# [Task requirements]
All of the data below should be written out again exactly.

# [Data supplied]
============

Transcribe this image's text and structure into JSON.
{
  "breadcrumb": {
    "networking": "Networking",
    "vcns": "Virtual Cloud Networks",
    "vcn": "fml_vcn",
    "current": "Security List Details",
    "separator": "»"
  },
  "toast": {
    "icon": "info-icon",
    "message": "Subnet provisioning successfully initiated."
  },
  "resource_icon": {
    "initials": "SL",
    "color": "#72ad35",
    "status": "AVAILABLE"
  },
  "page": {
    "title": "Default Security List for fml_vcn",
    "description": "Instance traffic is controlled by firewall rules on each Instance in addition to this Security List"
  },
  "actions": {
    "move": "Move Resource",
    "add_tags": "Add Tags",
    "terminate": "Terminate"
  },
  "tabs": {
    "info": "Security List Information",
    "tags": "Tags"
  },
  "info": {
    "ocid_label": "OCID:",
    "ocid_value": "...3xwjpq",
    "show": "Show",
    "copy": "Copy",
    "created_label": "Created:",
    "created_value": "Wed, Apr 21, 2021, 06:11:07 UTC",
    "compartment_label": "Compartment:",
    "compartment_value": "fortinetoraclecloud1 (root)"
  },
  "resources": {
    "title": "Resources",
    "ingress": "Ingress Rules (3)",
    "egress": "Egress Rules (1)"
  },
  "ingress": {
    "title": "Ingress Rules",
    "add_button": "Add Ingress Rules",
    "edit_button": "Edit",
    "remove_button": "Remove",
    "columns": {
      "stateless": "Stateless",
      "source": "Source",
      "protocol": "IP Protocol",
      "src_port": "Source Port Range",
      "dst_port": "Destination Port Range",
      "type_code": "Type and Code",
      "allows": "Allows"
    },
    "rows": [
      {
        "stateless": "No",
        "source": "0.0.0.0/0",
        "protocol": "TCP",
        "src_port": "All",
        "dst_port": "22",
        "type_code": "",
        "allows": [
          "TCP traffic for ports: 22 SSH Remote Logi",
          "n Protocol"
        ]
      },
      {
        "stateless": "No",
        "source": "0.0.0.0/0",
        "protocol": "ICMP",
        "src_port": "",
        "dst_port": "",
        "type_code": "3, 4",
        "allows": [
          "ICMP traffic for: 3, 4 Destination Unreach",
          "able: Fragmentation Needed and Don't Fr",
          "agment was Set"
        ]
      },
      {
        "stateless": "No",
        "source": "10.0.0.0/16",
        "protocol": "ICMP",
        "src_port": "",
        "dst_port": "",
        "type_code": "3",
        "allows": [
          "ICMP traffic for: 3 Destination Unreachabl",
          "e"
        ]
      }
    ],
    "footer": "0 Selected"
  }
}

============

# [Task response]
Transcribe this image's text and structure into JSON.
{
  "breadcrumb": {
    "networking": "Networking",
    "vcns": "Virtual Cloud Networks",
    "vcn": "fml_vcn",
    "current": "Security List Details",
    "separator": "»"
  },
  "toast": {
    "icon": "info-icon",
    "message": "Subnet provisioning successfully initiated."
  },
  "resource_icon": {
    "initials": "SL",
    "color": "#72ad35",
    "status": "AVAILABLE"
  },
  "page": {
    "title": "Default Security List for fml_vcn",
    "description": "Instance traffic is controlled by firewall rules on each Instance in addition to this Security List"
  },
  "actions": {
    "move": "Move Resource",
    "add_tags": "Add Tags",
    "terminate": "Terminate"
  },
  "tabs": {
    "info": "Security List Information",
    "tags": "Tags"
  },
  "info": {
    "ocid_label": "OCID:",
    "ocid_value": "...3xwjpq",
    "show": "Show",
    "copy": "Copy",
    "created_label": "Created:",
    "created_value": "Wed, Apr 21, 2021, 06:11:07 UTC",
    "compartment_label": "Compartment:",
    "compartment_value": "fortinetoraclecloud1 (root)"
  },
  "resources": {
    "title": "Resources",
    "ingress": "Ingress Rules (3)",
    "egress": "Egress Rules (1)"
  },
  "ingress": {
    "title": "Ingress Rules",
    "add_button": "Add Ingress Rules",
    "edit_button": "Edit",
    "remove_button": "Remove",
    "columns": {
      "stateless": "Stateless",
      "source": "Source",
      "protocol": "IP Protocol",
      "src_port": "Source Port Range",
      "dst_port": "Destination Port Range",
      "type_code": "Type and Code",
      "allows": "Allows"
    },
    "rows": [
      {
        "stateless": "No",
        "source": "0.0.0.0/0",
        "protocol": "TCP",
        "src_port": "All",
        "dst_port": "22",
        "type_code": "",
        "allows": [
          "TCP traffic for ports: 22 SSH Remote Logi",
          "n Protocol"
        ]
      },
      {
        "stateless": "No",
        "source": "0.0.0.0/0",
        "protocol": "ICMP",
        "src_port": "",
        "dst_port": "",
        "type_code": "3, 4",
        "allows": [
          "ICMP traffic for: 3, 4 Destination Unreach",
          "able: Fragmentation Needed and Don't Fr",
          "agment was Set"
        ]
      },
      {
        "stateless": "No",
        "source": "10.0.0.0/16",
        "protocol": "ICMP",
        "src_port": "",
        "dst_port": "",
        "type_code": "3",
        "allows": [
          "ICMP traffic for: 3 Destination Unreachabl",
          "e"
        ]
      }
    ],
    "footer": "0 Selected"
  }
}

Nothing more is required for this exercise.